Life's lessons lead to appreciation of family, friends
By Tech. Sgt. Scott T. Sturkol, U.S. Air Force Expeditionary Center Public Affairs
/ Published August 10, 2007
FORT DIX, N.J. --
Life has a funny way of teaching you its various lessons.
For me, from events that took place in July, I learned a great deal about the importance of my family and what they mean to me and my military career.
My life lessons began in late June during a lunch break from working during the Eagle Flag exercise the U.S. Air Force Expeditionary Center holds at nearby Naval Air Engineering Station Lakehurst. During that break, I called my father to see how he was that day and coincidentally I called at the right time -- if you could call it a right time.
I asked, "How's everything today?" His reply was, "Not so good."
My dad told me that it looked like my uncle had died -- my mother's brother. He said Uncle Jim Jeske suffered a heart attack and didn't make it.
Naturally, I immediately knew my mother was in shambles and that was proven when I talked to her. That was one of the toughest discussions I'd ever had with my mom as an adult. She and her brother were pretty close.
I told my mom and my dad that I would be home as soon as possible. My family and I were already planning to take leave later that week anyway, but this moved things up a bit.
Within a day, we were on the road thanks to the great people I work with and the support of the McGuire Air Force Base family support center. Everyone understood, provided help, and let me take care of things from there. Just like any family would do.

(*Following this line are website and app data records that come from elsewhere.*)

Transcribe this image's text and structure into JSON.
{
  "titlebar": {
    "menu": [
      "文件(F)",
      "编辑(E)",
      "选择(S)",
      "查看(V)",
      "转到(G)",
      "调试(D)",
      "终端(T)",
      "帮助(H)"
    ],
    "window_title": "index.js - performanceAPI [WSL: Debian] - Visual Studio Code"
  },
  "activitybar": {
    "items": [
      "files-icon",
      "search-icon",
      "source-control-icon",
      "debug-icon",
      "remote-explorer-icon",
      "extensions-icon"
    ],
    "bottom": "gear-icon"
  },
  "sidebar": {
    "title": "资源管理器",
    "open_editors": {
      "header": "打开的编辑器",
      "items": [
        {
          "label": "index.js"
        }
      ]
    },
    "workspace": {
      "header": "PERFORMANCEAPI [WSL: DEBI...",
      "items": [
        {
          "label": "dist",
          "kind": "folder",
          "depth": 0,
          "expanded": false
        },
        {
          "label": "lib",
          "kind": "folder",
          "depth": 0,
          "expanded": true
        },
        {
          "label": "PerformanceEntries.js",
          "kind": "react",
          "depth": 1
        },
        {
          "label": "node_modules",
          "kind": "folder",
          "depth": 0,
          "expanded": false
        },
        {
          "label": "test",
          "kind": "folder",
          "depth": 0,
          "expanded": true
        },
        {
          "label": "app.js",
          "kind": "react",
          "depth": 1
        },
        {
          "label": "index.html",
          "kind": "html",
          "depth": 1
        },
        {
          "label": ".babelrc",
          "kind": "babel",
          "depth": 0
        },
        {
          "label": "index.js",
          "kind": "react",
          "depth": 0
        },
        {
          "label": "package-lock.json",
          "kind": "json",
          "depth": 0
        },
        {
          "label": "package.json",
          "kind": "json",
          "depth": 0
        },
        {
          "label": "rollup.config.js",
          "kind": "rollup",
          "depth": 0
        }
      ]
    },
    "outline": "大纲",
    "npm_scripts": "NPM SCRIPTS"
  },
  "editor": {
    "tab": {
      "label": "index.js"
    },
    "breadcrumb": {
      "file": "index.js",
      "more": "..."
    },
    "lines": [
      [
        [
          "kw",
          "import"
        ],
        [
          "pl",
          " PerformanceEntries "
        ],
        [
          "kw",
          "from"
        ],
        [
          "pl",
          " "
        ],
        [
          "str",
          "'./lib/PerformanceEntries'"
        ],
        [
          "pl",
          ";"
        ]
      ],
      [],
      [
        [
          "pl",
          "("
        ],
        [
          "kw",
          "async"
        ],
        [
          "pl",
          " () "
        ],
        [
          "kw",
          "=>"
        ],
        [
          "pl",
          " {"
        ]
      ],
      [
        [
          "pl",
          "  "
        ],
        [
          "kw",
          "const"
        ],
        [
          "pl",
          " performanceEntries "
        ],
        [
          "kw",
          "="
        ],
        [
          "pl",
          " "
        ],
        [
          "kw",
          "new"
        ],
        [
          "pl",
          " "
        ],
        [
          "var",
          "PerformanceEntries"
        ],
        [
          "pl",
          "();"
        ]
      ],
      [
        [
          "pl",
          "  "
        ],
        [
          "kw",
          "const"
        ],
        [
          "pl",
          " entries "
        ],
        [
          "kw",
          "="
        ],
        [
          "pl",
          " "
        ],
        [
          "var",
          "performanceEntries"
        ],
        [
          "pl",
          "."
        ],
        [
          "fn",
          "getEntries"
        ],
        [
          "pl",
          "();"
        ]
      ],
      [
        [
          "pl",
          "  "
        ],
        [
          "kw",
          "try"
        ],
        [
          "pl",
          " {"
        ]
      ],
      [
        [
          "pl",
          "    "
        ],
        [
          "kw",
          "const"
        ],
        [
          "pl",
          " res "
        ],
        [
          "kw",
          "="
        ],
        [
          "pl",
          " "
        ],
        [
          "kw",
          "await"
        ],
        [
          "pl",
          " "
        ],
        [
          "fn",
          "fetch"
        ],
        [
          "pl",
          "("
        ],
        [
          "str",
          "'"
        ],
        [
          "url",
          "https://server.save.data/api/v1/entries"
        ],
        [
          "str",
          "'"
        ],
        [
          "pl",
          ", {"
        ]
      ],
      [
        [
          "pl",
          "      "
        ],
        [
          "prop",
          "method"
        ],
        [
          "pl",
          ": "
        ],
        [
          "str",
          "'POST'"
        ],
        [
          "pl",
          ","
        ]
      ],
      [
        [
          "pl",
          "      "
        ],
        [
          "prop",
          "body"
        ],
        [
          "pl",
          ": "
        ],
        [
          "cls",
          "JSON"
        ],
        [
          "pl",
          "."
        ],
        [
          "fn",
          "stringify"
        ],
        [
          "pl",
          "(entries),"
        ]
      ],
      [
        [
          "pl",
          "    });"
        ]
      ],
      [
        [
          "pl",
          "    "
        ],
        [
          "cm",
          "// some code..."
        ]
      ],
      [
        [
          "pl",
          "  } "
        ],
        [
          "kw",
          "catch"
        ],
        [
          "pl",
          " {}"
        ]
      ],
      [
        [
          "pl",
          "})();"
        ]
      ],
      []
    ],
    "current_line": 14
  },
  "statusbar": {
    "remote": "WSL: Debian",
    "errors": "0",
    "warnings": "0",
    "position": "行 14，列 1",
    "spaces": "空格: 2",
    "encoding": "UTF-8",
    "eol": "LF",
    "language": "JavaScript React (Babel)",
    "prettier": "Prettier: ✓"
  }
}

It took two days and more than 1,200 miles, but we got there in time for the funeral and for me to do what I could to comfort my mother. The funeral was quite somber. All of Uncle Jim's friends were there as well as many, many family members.
Uncle Jim worked at a rest home in my hometown and was admired for the care he gave to people who resided there. It wasn't something I really realized until his funeral.
The next few weeks were for healing. At my own recently purchased home in Michigan, my wife and I hosted a party for all the extended family from the area and that was quite a few people. We hoped it would help bring the family closer together and I think it worked. People who didn't spend a lot of time together over the years -- even though they live close by one another -- had a good time.
Afterwards, just as soon as I was getting comfortable working and enjoying my new house, it was time for me to leave. I flew back here to New Jersey, spent a few days, and then went on a temporary duty assignment to McChord Air Force Base, Wash. My wife stayed back at the Michigan house to enjoy it for a couple more weeks.
While TDY, I came across a lot of people I hadn't seen in a while. There were two former commanders I'd worked for at home station and deployed and others who were past friends with whom I had a chance to reconnect.
One of those commanders was always a leader by example for principles he called the "four Fs" -- family, flying, fitness and fun. I'm sure he's not the only one to have used that principle, but "family" kept resounding with me the whole time I was TDY. I wasn't sure why, but I guess it's because everyone I talked to asked how the family was and I had to repeat my story again and again.
After a great time working at Air Mobility Rodeo 2007 at McChord, I flew back home and then drove my family back to New Jersey. I think from the whole time the adventure started, I covered something like 6,000 miles by air and land during July.
The day after I returned, a longtime friend from my unit held his retirement. It was another sad, but good day for him anyway. Not so much for me because it means my friend is moving away. To me it was witnessing another great Airman finish a distinguished career -- only this time it was also a great friend and we're already making plans for future fishing and hunting trips.
From my uncle's passing to my friend's retirement, not to mention all the travel, July 2007 and life itself taught me that things can change fast and you have to keep moving with the changes. We have to appreciate the moments we have on this Earth and with those whom we spend our time -- our friends and families.
It's no question for those of us in the military that we have two families - our personal and our military families. We need both to blend and to work together to be successful.
I've always appreciated my families -- there's no doubt about that.
So as a thank you of sorts -- to my military and personal families -- let me tell you I am so very appreciative of what you do and what you give every day. Without you, I and all others who serve could not be the best in the world that we are today.